[Dataset records — start]

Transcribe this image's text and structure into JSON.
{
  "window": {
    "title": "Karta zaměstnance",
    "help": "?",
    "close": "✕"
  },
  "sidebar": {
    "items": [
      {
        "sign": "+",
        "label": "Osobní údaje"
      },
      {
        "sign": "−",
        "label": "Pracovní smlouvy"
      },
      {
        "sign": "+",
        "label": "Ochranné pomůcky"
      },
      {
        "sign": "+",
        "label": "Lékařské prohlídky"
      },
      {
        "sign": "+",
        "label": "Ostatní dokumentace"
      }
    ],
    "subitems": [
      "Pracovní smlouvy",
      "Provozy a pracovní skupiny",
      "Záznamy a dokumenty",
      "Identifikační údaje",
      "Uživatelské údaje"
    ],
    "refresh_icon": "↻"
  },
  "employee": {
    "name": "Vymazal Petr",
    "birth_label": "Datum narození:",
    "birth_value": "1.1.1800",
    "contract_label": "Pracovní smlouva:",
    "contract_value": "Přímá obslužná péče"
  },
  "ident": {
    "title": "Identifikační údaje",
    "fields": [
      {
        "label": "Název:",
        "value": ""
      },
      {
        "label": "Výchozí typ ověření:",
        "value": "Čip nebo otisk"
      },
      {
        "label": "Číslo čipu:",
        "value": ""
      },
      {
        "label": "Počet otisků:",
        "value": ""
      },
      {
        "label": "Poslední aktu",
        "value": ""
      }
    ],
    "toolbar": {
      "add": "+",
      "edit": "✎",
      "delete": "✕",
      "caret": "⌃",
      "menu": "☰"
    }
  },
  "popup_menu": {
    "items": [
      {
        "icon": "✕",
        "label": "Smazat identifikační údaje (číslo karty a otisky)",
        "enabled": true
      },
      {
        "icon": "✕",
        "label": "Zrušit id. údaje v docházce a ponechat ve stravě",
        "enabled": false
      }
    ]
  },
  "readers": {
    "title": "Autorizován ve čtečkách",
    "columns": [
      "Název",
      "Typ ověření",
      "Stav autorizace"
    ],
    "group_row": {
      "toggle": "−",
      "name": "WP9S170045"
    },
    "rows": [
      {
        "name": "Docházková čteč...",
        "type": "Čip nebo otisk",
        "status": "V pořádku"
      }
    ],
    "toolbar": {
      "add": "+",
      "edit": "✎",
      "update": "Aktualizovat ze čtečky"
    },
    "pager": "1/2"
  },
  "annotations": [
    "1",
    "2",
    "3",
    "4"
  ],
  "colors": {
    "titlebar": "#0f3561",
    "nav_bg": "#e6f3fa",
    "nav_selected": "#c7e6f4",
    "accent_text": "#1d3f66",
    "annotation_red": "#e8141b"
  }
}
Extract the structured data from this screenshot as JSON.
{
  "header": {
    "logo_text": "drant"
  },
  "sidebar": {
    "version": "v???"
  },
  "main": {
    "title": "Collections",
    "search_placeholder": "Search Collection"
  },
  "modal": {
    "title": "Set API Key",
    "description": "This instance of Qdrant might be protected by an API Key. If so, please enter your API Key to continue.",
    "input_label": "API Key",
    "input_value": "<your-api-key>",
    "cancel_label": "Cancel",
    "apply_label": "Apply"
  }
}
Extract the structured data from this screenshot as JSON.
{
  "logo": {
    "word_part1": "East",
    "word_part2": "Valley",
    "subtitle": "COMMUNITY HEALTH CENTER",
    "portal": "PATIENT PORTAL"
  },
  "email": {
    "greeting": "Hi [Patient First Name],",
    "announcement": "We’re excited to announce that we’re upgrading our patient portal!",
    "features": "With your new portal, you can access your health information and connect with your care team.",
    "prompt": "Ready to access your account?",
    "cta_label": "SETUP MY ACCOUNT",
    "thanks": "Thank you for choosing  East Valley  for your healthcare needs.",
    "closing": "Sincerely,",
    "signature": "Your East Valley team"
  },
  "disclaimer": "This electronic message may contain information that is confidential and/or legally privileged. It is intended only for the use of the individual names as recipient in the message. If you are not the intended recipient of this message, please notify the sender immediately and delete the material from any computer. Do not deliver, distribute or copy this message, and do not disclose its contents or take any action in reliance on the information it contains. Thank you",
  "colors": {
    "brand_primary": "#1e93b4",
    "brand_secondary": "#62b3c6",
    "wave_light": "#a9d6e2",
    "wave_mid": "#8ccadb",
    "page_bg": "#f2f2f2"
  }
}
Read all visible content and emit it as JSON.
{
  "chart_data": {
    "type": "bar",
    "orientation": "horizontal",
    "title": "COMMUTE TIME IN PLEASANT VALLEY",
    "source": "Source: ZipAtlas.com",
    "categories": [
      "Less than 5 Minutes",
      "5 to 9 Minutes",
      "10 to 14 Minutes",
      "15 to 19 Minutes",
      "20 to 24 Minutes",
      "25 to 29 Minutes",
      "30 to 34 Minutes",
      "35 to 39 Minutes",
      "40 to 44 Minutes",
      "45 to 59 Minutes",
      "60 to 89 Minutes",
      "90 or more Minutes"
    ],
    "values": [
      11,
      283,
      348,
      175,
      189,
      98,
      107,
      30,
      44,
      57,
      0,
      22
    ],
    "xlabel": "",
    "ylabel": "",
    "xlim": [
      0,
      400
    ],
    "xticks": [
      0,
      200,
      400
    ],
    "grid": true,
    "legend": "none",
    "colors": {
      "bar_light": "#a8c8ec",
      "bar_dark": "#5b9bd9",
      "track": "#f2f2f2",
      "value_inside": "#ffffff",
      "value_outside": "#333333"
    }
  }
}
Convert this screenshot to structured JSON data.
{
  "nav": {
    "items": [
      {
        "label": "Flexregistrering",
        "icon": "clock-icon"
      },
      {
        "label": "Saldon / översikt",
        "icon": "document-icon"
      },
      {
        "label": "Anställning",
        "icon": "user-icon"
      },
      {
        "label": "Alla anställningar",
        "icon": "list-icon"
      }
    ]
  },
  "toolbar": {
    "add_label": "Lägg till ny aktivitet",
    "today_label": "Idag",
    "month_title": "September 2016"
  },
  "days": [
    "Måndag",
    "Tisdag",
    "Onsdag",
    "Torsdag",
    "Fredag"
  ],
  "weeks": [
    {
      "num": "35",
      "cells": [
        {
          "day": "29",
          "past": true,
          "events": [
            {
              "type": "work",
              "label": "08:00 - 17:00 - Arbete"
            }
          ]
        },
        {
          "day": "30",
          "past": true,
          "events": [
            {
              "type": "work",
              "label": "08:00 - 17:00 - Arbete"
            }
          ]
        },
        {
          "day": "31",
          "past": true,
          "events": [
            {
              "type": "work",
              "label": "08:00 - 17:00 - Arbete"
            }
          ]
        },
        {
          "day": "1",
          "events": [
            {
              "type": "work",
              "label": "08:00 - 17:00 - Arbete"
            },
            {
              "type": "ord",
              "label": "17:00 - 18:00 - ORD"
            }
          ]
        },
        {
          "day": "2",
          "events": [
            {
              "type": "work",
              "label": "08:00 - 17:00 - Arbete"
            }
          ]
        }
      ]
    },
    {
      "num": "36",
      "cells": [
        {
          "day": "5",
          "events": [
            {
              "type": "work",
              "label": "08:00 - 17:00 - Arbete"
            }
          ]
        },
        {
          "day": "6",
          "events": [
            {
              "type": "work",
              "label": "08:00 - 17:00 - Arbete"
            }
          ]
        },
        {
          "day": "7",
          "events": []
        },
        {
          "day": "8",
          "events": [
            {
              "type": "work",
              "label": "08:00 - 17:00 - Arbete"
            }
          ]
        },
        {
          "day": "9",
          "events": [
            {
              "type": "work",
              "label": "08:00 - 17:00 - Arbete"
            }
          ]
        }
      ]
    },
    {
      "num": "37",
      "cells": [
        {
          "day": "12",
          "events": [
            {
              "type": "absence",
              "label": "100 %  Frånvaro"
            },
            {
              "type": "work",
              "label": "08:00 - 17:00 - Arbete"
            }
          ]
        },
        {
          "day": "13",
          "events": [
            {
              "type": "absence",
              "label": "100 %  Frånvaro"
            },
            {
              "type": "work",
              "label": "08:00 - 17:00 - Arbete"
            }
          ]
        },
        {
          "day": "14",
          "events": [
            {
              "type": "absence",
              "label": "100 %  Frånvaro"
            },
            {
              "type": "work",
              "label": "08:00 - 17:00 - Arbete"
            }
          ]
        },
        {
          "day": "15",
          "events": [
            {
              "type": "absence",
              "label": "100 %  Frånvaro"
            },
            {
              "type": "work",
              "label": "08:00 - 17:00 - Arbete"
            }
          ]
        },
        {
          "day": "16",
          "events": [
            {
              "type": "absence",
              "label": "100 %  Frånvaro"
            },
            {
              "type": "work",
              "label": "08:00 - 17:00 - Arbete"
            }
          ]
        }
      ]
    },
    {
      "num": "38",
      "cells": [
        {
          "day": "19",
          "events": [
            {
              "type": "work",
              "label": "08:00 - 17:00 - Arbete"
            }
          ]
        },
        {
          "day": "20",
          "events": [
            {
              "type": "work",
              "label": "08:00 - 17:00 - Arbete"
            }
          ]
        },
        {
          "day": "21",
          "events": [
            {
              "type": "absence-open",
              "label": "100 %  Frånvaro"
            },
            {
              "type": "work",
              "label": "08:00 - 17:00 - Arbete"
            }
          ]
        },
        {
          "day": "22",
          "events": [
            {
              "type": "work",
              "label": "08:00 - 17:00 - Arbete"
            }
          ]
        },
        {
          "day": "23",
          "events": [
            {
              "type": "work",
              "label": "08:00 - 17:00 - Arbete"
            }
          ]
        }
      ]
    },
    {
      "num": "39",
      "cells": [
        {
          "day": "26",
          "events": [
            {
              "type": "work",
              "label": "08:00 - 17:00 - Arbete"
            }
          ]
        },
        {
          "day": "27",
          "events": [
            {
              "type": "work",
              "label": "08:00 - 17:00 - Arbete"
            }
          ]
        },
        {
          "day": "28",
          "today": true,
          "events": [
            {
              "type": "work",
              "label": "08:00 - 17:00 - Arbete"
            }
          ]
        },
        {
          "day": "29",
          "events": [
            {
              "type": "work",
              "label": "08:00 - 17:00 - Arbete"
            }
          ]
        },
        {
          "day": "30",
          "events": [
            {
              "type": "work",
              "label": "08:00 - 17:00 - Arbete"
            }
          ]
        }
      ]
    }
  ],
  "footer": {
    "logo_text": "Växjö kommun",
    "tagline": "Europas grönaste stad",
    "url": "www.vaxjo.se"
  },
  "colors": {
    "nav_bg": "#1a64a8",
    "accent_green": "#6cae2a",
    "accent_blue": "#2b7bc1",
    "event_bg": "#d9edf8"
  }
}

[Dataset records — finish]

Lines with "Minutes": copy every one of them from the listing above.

      "Less than 5 Minutes",
      "5 to 9 Minutes",
      "10 to 14 Minutes",
      "15 to 19 Minutes",
      "20 to 24 Minutes",
      "25 to 29 Minutes",
      "30 to 34 Minutes",
      "35 to 39 Minutes",
      "40 to 44 Minutes",
      "45 to 59 Minutes",
      "60 to 89 Minutes",
      "90 or more Minutes"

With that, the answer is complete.